(Beginning of Information given)

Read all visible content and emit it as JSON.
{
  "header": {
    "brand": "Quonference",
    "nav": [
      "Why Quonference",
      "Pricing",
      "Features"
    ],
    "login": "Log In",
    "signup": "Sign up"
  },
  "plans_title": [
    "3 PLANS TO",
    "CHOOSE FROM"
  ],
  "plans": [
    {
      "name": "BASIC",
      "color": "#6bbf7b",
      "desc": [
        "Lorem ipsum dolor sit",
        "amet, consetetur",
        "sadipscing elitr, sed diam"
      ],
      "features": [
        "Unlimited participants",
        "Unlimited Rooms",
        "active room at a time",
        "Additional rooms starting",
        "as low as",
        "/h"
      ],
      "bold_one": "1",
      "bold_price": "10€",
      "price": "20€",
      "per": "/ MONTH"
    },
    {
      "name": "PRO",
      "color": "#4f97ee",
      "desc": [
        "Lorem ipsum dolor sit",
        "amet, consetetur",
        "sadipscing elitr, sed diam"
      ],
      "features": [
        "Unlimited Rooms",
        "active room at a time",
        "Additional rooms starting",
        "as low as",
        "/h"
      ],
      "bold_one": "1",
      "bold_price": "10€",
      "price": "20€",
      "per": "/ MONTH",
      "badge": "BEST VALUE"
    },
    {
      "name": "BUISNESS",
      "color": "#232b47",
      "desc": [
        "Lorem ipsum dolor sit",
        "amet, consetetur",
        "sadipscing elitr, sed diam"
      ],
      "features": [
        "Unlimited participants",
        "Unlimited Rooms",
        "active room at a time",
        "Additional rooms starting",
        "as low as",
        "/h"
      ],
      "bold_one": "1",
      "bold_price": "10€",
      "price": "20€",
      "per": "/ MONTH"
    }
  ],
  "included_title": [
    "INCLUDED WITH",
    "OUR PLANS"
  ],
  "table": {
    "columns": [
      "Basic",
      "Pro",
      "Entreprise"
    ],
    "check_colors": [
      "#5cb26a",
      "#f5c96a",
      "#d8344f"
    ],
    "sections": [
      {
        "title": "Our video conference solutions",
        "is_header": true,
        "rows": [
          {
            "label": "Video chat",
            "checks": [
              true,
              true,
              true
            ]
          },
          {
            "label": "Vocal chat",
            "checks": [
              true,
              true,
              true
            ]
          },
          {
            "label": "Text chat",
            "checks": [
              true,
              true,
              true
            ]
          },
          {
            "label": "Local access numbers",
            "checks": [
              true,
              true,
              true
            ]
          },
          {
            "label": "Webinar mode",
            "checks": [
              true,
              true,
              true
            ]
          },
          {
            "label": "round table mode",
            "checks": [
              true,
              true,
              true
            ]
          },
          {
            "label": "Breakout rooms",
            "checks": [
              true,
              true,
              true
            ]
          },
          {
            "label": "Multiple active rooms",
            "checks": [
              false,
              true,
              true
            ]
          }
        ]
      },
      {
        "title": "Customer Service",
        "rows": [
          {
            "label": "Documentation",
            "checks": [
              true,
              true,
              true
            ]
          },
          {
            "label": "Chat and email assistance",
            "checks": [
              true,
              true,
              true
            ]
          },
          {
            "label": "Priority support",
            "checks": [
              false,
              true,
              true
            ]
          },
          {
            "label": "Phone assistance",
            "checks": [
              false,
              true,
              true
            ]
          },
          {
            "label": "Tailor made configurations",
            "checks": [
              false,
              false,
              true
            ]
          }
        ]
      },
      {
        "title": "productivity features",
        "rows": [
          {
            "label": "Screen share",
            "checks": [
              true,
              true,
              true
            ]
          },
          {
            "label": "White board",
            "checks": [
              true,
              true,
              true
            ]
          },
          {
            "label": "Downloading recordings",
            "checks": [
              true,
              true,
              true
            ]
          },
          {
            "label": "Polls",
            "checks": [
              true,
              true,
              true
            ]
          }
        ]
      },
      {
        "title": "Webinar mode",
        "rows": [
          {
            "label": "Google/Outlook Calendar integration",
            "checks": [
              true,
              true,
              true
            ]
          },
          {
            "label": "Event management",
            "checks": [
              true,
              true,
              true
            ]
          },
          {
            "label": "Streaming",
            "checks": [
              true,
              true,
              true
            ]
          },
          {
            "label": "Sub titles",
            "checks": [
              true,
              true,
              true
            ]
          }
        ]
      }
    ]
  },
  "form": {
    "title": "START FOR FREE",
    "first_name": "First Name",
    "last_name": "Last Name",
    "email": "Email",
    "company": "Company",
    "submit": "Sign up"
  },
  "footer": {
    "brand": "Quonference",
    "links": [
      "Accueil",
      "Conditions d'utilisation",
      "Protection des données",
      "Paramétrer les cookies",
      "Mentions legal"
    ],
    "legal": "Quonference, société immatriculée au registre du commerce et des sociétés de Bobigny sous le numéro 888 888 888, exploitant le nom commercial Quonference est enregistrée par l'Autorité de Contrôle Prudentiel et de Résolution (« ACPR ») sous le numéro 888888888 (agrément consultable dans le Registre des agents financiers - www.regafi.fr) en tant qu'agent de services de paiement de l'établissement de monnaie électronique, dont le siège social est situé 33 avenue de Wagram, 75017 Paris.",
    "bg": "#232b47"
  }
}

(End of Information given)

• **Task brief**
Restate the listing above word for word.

• **Task answer**
Read all visible content and emit it as JSON.
{
  "header": {
    "brand": "Quonference",
    "nav": [
      "Why Quonference",
      "Pricing",
      "Features"
    ],
    "login": "Log In",
    "signup": "Sign up"
  },
  "plans_title": [
    "3 PLANS TO",
    "CHOOSE FROM"
  ],
  "plans": [
    {
      "name": "BASIC",
      "color": "#6bbf7b",
      "desc": [
        "Lorem ipsum dolor sit",
        "amet, consetetur",
        "sadipscing elitr, sed diam"
      ],
      "features": [
        "Unlimited participants",
        "Unlimited Rooms",
        "active room at a time",
        "Additional rooms starting",
        "as low as",
        "/h"
      ],
      "bold_one": "1",
      "bold_price": "10€",
      "price": "20€",
      "per": "/ MONTH"
    },
    {
      "name": "PRO",
      "color": "#4f97ee",
      "desc": [
        "Lorem ipsum dolor sit",
        "amet, consetetur",
        "sadipscing elitr, sed diam"
      ],
      "features": [
        "Unlimited Rooms",
        "active room at a time",
        "Additional rooms starting",
        "as low as",
        "/h"
      ],
      "bold_one": "1",
      "bold_price": "10€",
      "price": "20€",
      "per": "/ MONTH",
      "badge": "BEST VALUE"
    },
    {
      "name": "BUISNESS",
      "color": "#232b47",
      "desc": [
        "Lorem ipsum dolor sit",
        "amet, consetetur",
        "sadipscing elitr, sed diam"
      ],
      "features": [
        "Unlimited participants",
        "Unlimited Rooms",
        "active room at a time",
        "Additional rooms starting",
        "as low as",
        "/h"
      ],
      "bold_one": "1",
      "bold_price": "10€",
      "price": "20€",
      "per": "/ MONTH"
    }
  ],
  "included_title": [
    "INCLUDED WITH",
    "OUR PLANS"
  ],
  "table": {
    "columns": [
      "Basic",
      "Pro",
      "Entreprise"
    ],
    "check_colors": [
      "#5cb26a",
      "#f5c96a",
      "#d8344f"
    ],
    "sections": [
      {
        "title": "Our video conference solutions",
        "is_header": true,
        "rows": [
          {
            "label": "Video chat",
            "checks": [
              true,
              true,
              true
            ]
          },
          {
            "label": "Vocal chat",
            "checks": [
              true,
              true,
              true
            ]
          },
          {
            "label": "Text chat",
            "checks": [
              true,
              true,
              true
            ]
          },
          {
            "label": "Local access numbers",
            "checks": [
              true,
              true,
              true
            ]
          },
          {
            "label": "Webinar mode",
            "checks": [
              true,
              true,
              true
            ]
          },
          {
            "label": "round table mode",
            "checks": [
              true,
              true,
              true
            ]
          },
          {
            "label": "Breakout rooms",
            "checks": [
              true,
              true,
              true
            ]
          },
          {
            "label": "Multiple active rooms",
            "checks": [
              false,
              true,
              true
            ]
          }
        ]
      },
      {
        "title": "Customer Service",
        "rows": [
          {
            "label": "Documentation",
            "checks": [
              true,
              true,
              true
            ]
          },
          {
            "label": "Chat and email assistance",
            "checks": [
              true,
              true,
              true
            ]
          },
          {
            "label": "Priority support",
            "checks": [
              false,
              true,
              true
            ]
          },
          {
            "label": "Phone assistance",
            "checks": [
              false,
              true,
              true
            ]
          },
          {
            "label": "Tailor made configurations",
            "checks": [
              false,
              false,
              true
            ]
          }
        ]
      },
      {
        "title": "productivity features",
        "rows": [
          {
            "label": "Screen share",
            "checks": [
              true,
              true,
              true
            ]
          },
          {
            "label": "White board",
            "checks": [
              true,
              true,
              true
            ]
          },
          {
            "label": "Downloading recordings",
            "checks": [
              true,
              true,
              true
            ]
          },
          {
            "label": "Polls",
            "checks": [
              true,
              true,
              true
            ]
          }
        ]
      },
      {
        "title": "Webinar mode",
        "rows": [
          {
            "label": "Google/Outlook Calendar integration",
            "checks": [
              true,
              true,
              true
            ]
          },
          {
            "label": "Event management",
            "checks": [
              true,
              true,
              true
            ]
          },
          {
            "label": "Streaming",
            "checks": [
              true,
              true,
              true
            ]
          },
          {
            "label": "Sub titles",
            "checks": [
              true,
              true,
              true
            ]
          }
        ]
      }
    ]
  },
  "form": {
    "title": "START FOR FREE",
    "first_name": "First Name",
    "last_name": "Last Name",
    "email": "Email",
    "company": "Company",
    "submit": "Sign up"
  },
  "footer": {
    "brand": "Quonference",
    "links": [
      "Accueil",
      "Conditions d'utilisation",
      "Protection des données",
      "Paramétrer les cookies",
      "Mentions legal"
    ],
    "legal": "Quonference, société immatriculée au registre du commerce et des sociétés de Bobigny sous le numéro 888 888 888, exploitant le nom commercial Quonference est enregistrée par l'Autorité de Contrôle Prudentiel et de Résolution (« ACPR ») sous le numéro 888888888 (agrément consultable dans le Registre des agents financiers - www.regafi.fr) en tant qu'agent de services de paiement de l'établissement de monnaie électronique, dont le siège social est situé 33 avenue de Wagram, 75017 Paris.",
    "bg": "#232b47"
  }
}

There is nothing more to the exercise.